*** Available data Section Begins ***

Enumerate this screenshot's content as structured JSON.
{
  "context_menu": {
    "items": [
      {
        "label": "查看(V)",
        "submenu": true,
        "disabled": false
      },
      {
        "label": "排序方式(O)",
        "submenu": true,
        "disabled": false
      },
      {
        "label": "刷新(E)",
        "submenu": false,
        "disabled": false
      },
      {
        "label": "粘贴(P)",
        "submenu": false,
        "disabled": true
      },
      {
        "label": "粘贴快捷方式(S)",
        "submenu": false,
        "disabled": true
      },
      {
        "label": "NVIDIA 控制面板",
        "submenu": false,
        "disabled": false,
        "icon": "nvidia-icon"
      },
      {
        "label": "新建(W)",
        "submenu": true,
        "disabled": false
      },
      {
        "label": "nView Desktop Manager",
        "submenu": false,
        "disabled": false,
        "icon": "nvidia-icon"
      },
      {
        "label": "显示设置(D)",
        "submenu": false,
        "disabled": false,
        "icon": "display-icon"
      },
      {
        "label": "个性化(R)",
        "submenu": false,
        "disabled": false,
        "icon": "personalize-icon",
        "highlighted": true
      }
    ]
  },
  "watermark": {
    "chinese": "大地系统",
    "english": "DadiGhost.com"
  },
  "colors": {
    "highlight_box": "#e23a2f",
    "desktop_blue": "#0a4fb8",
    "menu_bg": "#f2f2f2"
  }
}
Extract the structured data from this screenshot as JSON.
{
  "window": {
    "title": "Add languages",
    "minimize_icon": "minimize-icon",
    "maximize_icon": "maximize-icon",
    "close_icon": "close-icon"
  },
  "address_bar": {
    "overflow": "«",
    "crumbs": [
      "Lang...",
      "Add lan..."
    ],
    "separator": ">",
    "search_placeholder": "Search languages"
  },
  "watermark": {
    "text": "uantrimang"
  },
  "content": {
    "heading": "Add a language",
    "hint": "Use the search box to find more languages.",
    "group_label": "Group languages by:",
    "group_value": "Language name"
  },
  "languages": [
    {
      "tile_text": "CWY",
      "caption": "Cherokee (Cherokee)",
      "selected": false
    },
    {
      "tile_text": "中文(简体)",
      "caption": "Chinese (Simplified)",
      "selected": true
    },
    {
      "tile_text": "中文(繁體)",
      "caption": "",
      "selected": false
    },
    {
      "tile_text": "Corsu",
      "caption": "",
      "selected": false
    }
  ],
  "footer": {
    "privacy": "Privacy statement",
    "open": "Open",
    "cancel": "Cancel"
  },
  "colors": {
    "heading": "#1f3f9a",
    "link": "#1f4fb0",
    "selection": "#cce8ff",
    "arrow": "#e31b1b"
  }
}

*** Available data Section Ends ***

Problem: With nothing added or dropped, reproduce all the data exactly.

Result:
Enumerate this screenshot's content as structured JSON.
{
  "context_menu": {
    "items": [
      {
        "label": "查看(V)",
        "submenu": true,
        "disabled": false
      },
      {
        "label": "排序方式(O)",
        "submenu": true,
        "disabled": false
      },
      {
        "label": "刷新(E)",
        "submenu": false,
        "disabled": false
      },
      {
        "label": "粘贴(P)",
        "submenu": false,
        "disabled": true
      },
      {
        "label": "粘贴快捷方式(S)",
        "submenu": false,
        "disabled": true
      },
      {
        "label": "NVIDIA 控制面板",
        "submenu": false,
        "disabled": false,
        "icon": "nvidia-icon"
      },
      {
        "label": "新建(W)",
        "submenu": true,
        "disabled": false
      },
      {
        "label": "nView Desktop Manager",
        "submenu": false,
        "disabled": false,
        "icon": "nvidia-icon"
      },
      {
        "label": "显示设置(D)",
        "submenu": false,
        "disabled": false,
        "icon": "display-icon"
      },
      {
        "label": "个性化(R)",
        "submenu": false,
        "disabled": false,
        "icon": "personalize-icon",
        "highlighted": true
      }
    ]
  },
  "watermark": {
    "chinese": "大地系统",
    "english": "DadiGhost.com"
  },
  "colors": {
    "highlight_box": "#e23a2f",
    "desktop_blue": "#0a4fb8",
    "menu_bg": "#f2f2f2"
  }
}
Extract the structured data from this screenshot as JSON.
{
  "window": {
    "title": "Add languages",
    "minimize_icon": "minimize-icon",
    "maximize_icon": "maximize-icon",
    "close_icon": "close-icon"
  },
  "address_bar": {
    "overflow": "«",
    "crumbs": [
      "Lang...",
      "Add lan..."
    ],
    "separator": ">",
    "search_placeholder": "Search languages"
  },
  "watermark": {
    "text": "uantrimang"
  },
  "content": {
    "heading": "Add a language",
    "hint": "Use the search box to find more languages.",
    "group_label": "Group languages by:",
    "group_value": "Language name"
  },
  "languages": [
    {
      "tile_text": "CWY",
      "caption": "Cherokee (Cherokee)",
      "selected": false
    },
    {
      "tile_text": "中文(简体)",
      "caption": "Chinese (Simplified)",
      "selected": true
    },
    {
      "tile_text": "中文(繁體)",
      "caption": "",
      "selected": false
    },
    {
      "tile_text": "Corsu",
      "caption": "",
      "selected": false
    }
  ],
  "footer": {
    "privacy": "Privacy statement",
    "open": "Open",
    "cancel": "Cancel"
  },
  "colors": {
    "heading": "#1f3f9a",
    "link": "#1f4fb0",
    "selection": "#cce8ff",
    "arrow": "#e31b1b"
  }
}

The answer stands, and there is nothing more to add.